In the smartphone age it seems that everyone is a photographer. Social media is awash with amateur photography; some of it is absolutely superb, demonstrating a keen eye and exemplifying the interstice between science and art that photography is. Some of it is poorly composed garbage layered with filters and soft focus to give it a spurious sense of substance. If your snaps have consistently drawn praise from friends and family you may be tempted to take your skill further, developing it into a hobby or even, given time, a career.
Still, if a career in photography were easy, everyone would be doing it. As with any skill worthy of being turned into a profession it takes a lot of time, practice, dedication and knowledge. Enrolling in a local beginners photography course is a great start but for those who are truly serious about improving their skills, every inch of inside track is a gift. Thus, before you start your first lesson, get out there with your camera and snap away… But keep in mind these important elements that make a great photograph…

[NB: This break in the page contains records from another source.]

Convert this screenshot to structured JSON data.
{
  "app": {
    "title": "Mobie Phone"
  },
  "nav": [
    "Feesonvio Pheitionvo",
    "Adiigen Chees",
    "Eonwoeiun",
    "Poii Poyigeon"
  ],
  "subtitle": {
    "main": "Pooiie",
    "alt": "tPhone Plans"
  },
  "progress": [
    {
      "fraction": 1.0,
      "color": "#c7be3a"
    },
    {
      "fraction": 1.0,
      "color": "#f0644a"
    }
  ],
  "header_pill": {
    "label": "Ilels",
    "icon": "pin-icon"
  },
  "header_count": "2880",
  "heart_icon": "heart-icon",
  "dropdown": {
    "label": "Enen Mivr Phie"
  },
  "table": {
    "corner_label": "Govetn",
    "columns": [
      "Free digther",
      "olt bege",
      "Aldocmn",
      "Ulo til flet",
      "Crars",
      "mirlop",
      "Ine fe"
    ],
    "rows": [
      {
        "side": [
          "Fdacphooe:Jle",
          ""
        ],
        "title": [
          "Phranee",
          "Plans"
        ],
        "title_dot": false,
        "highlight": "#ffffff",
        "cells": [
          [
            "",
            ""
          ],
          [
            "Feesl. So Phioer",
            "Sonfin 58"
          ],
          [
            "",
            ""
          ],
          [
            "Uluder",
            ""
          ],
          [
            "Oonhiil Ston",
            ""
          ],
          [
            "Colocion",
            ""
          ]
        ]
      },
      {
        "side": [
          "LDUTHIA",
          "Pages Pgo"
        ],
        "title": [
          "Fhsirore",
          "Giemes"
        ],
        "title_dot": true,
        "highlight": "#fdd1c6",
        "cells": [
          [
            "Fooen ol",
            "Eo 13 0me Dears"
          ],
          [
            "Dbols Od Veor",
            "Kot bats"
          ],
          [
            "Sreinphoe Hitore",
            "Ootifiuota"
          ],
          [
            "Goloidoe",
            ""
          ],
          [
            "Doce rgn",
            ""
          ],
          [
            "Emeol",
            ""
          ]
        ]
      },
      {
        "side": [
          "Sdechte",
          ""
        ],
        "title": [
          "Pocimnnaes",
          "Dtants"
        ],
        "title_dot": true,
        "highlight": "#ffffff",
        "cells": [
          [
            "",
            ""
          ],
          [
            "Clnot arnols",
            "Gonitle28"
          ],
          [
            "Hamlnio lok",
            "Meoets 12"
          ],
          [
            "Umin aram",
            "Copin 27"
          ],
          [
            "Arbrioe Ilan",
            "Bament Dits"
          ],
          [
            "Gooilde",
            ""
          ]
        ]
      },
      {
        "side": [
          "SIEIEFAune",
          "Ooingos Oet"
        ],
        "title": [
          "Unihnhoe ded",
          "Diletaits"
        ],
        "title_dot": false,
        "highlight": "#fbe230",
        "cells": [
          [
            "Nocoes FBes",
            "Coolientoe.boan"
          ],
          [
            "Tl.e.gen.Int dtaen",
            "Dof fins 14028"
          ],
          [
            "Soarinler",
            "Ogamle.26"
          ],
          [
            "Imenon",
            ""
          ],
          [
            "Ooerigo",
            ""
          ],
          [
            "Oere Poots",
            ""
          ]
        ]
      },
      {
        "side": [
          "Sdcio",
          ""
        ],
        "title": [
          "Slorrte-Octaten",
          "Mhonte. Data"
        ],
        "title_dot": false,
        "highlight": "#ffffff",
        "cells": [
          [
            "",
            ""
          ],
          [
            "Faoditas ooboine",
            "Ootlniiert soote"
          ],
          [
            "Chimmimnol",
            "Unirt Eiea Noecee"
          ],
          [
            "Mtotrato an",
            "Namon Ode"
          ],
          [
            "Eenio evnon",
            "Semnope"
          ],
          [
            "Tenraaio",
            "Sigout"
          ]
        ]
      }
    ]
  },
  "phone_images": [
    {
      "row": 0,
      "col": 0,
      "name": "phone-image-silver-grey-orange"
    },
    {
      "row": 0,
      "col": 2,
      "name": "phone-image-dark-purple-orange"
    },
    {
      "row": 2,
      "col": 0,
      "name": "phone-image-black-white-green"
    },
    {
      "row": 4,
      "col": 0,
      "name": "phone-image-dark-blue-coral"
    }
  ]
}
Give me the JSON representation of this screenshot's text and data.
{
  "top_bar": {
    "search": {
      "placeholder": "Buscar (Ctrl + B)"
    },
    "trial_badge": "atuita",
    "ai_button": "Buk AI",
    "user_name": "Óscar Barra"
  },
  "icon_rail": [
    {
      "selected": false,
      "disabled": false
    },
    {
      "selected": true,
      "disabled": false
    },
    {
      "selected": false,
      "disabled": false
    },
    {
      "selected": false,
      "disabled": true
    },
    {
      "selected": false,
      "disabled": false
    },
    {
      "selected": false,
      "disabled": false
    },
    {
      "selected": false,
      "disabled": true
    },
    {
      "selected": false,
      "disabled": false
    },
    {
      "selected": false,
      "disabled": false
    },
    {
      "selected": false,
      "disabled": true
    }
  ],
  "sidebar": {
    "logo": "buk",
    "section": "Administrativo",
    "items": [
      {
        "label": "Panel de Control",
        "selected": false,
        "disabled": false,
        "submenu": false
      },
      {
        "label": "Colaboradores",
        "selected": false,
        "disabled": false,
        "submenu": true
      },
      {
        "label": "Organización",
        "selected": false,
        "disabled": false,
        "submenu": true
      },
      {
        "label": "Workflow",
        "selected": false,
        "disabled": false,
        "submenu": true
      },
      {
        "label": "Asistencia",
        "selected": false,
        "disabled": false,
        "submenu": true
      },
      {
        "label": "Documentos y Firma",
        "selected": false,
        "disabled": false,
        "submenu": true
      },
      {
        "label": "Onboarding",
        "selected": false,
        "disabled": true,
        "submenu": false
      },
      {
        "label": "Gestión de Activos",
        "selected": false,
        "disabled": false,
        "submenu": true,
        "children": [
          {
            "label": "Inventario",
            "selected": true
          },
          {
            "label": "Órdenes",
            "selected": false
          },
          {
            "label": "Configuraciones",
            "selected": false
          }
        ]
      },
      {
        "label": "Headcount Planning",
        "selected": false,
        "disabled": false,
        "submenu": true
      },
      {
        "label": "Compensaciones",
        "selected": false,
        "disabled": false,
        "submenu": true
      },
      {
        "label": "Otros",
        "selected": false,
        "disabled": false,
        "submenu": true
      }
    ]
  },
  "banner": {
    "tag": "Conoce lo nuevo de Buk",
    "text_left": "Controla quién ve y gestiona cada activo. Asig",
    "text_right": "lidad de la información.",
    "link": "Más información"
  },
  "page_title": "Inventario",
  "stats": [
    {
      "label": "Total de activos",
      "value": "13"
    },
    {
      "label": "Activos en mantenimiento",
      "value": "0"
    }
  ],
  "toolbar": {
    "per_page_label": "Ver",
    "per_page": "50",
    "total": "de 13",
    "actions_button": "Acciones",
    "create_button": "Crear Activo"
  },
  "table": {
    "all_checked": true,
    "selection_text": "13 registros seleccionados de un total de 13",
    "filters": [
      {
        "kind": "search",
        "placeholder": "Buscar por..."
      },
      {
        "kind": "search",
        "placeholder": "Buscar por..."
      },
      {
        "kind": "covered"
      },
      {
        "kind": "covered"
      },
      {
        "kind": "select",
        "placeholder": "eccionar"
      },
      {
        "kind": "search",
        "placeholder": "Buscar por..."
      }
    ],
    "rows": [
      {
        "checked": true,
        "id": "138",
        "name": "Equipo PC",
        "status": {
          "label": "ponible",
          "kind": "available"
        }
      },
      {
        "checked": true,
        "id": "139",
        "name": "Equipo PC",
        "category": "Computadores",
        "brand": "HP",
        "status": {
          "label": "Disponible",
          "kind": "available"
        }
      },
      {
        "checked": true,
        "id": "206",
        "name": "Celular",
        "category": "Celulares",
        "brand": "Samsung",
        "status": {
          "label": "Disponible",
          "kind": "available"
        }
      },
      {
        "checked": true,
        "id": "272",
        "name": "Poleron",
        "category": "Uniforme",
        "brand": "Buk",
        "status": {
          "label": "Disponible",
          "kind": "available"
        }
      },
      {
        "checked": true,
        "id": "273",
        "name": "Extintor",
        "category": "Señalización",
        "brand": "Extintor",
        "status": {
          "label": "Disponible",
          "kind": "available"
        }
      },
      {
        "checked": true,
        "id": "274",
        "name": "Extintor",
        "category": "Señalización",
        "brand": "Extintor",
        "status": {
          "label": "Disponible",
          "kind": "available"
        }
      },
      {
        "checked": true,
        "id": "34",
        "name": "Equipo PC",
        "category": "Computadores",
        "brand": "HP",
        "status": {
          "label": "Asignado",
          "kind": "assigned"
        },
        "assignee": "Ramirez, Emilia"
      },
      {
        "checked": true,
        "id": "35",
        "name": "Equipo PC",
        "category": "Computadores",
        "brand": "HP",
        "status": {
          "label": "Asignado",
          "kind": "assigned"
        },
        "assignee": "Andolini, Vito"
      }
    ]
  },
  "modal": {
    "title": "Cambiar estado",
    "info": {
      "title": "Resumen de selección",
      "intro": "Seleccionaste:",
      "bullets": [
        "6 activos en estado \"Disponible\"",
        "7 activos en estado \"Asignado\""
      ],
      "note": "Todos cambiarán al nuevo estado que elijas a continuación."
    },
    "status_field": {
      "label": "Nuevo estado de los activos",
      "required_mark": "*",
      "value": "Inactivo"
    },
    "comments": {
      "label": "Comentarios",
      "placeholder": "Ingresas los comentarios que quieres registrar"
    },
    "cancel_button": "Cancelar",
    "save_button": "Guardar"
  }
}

First of all… composition is everything!
Good composition is taken for granted but poor composition stands out like a sore thumb. Good composition is hugely important and is the first component of photography that should be mastered for your skills to develop. It’s the foundation upon which everything else rests. A solid understanding of symmetry and the rule of thirds is essential when starting out and when you know all the rules, that’s when you can have fun bending them a little. An asymmetrical shot can still be well composed when you use techniques like object balancing, leading lines and plain old good framing.
Capture the moment
The best photographs are a perfect snapshot of a moment, which is why news outlets pay such great money for them. Capturing a moment is largely dependent on luck and instinct but tinkering with settings and shutter speed will also help. Sometimes the golden rule of composition will go out the window in the name of capturing the shot but your should still adhere to it whenever possible.
A picture is worth a thousand words, and great photography tells a story while also leaving a little to the imagination. An eye for composition is key for this, as well is a keen eye for the nuances of facial expression, body language and proxemics that makes up the kind of drama that we see writ large on movie screens every day.
Use of light and colour
Never underestimate the importance of lighting. Lighting, especially natural lighting, can give even the most mundane of shots a sense of almost supernatural drama while poor weather conditions can be overcome by reflecting and refracting whatever natural light you have available to you. Mastering the relationship between light and colour can make shots pop more effectively than any post production filter.
We walk around and view the world from a certain perspective and that shapes how we view the world. Thus, a picture that shows us the world from a different perspective really makes us take notice. When shooting children and pets, a shot taken down from their level is often far more interesting than a shot taken from the perspective of a full grown adult.